#### Aim of the exercise:
Please return the lines of the data that contain "Asesor".

── Data extract ──

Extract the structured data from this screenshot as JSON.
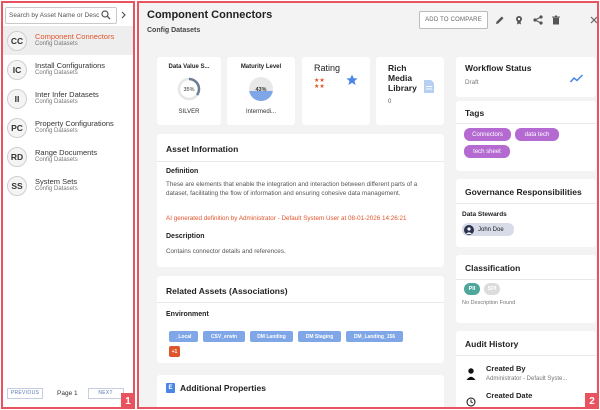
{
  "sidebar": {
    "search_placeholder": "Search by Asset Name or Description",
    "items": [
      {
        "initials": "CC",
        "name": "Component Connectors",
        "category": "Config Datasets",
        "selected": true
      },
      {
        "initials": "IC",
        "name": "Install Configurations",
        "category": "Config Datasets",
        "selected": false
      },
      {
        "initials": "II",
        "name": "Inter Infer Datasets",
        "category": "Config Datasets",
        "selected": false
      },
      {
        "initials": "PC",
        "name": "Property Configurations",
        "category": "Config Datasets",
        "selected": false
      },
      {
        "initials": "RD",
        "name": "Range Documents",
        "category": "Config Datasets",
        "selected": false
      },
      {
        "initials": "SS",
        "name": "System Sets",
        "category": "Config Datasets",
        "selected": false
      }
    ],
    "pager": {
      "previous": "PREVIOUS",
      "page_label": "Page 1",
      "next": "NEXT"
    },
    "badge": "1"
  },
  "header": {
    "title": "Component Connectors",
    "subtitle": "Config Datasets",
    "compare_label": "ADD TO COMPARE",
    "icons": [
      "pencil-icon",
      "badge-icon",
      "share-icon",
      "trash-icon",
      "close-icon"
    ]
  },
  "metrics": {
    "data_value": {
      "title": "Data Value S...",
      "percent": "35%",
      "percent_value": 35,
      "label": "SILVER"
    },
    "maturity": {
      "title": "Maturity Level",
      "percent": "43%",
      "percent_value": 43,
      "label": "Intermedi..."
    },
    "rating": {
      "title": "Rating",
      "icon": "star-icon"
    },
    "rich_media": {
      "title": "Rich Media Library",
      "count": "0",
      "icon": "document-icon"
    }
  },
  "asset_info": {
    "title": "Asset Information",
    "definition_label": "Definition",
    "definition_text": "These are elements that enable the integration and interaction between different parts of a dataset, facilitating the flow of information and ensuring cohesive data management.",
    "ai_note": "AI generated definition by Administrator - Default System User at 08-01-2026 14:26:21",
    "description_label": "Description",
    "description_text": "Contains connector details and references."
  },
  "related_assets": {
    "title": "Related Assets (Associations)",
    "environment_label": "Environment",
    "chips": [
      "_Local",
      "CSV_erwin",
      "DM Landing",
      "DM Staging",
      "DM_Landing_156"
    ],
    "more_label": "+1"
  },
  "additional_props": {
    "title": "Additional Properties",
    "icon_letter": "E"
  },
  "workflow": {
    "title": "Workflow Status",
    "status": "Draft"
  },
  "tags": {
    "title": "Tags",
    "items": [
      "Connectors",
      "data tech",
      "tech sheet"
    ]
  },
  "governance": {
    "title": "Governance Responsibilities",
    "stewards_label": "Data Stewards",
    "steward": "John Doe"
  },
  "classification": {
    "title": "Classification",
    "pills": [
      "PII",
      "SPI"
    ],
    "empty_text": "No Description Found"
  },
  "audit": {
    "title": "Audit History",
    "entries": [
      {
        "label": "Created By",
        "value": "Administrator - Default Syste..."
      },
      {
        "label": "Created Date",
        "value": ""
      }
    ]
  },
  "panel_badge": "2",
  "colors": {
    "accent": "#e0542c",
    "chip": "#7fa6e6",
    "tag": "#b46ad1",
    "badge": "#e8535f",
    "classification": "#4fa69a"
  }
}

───
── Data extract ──

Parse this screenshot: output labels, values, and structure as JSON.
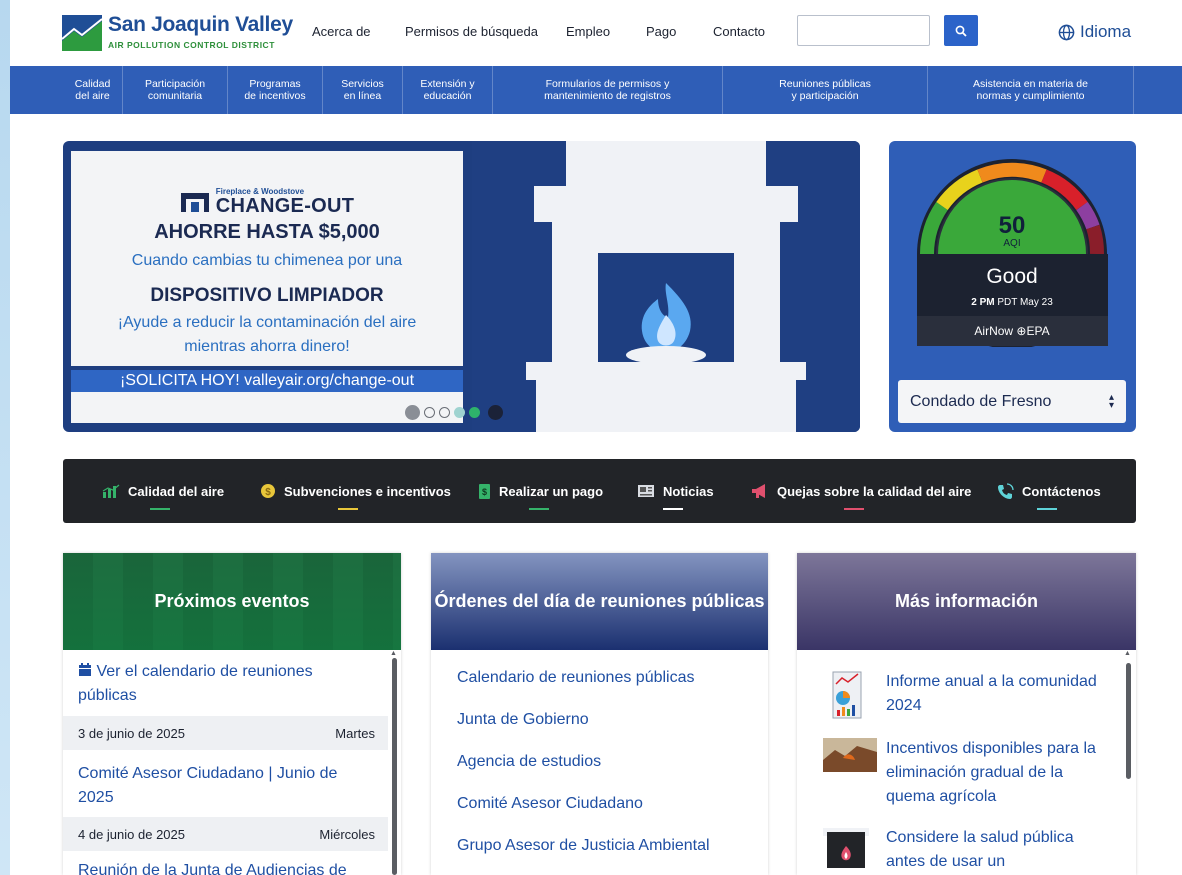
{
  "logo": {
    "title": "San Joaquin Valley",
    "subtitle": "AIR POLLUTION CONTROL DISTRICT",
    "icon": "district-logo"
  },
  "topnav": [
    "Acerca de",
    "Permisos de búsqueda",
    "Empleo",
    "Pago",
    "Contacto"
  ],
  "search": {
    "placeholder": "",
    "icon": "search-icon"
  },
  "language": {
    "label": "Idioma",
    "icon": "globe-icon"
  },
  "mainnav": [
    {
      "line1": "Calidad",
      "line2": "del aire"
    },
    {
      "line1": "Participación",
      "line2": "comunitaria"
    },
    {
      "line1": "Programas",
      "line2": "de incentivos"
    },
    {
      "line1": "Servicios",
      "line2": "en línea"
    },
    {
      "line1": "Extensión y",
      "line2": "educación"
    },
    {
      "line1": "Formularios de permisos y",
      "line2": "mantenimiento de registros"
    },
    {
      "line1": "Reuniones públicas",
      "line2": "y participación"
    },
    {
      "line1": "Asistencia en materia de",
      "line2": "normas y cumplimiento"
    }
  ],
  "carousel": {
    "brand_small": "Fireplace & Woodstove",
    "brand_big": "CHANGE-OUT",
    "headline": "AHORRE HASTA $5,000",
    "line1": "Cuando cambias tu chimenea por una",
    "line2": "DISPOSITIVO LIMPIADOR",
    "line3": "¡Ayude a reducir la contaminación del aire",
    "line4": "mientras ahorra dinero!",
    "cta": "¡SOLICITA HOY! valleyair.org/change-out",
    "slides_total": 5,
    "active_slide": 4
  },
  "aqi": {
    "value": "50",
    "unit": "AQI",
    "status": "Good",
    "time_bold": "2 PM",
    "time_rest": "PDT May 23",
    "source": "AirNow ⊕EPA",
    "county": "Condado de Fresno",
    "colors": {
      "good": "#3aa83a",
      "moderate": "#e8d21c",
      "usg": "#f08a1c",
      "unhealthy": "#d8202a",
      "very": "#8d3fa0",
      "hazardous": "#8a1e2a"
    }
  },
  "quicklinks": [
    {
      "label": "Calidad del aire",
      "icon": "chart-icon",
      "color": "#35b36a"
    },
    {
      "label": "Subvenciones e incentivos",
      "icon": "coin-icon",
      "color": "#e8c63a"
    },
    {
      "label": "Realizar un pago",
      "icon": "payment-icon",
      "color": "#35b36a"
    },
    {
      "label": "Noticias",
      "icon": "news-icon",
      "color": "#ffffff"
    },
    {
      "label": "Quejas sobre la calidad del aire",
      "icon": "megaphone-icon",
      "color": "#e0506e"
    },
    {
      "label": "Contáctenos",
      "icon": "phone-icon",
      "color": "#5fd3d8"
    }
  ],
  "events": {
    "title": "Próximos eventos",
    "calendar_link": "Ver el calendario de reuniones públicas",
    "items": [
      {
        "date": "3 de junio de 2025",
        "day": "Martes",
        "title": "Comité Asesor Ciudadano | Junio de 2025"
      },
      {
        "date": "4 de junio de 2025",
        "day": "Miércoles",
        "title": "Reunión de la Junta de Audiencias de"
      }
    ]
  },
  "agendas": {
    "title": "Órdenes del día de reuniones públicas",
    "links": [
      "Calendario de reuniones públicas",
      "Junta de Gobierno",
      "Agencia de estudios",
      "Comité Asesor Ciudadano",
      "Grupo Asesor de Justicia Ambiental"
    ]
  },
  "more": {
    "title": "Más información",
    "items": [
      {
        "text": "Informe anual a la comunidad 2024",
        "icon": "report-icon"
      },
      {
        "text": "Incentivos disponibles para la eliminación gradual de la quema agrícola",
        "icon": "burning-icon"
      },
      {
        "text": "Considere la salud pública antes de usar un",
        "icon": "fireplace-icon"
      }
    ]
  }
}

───

#### Response box:
        "title": "Comité Asesor Ciudadano | Junio de 2025"
      "Comité Asesor Ciudadano",
      "Grupo Asesor de Justicia Ambiental"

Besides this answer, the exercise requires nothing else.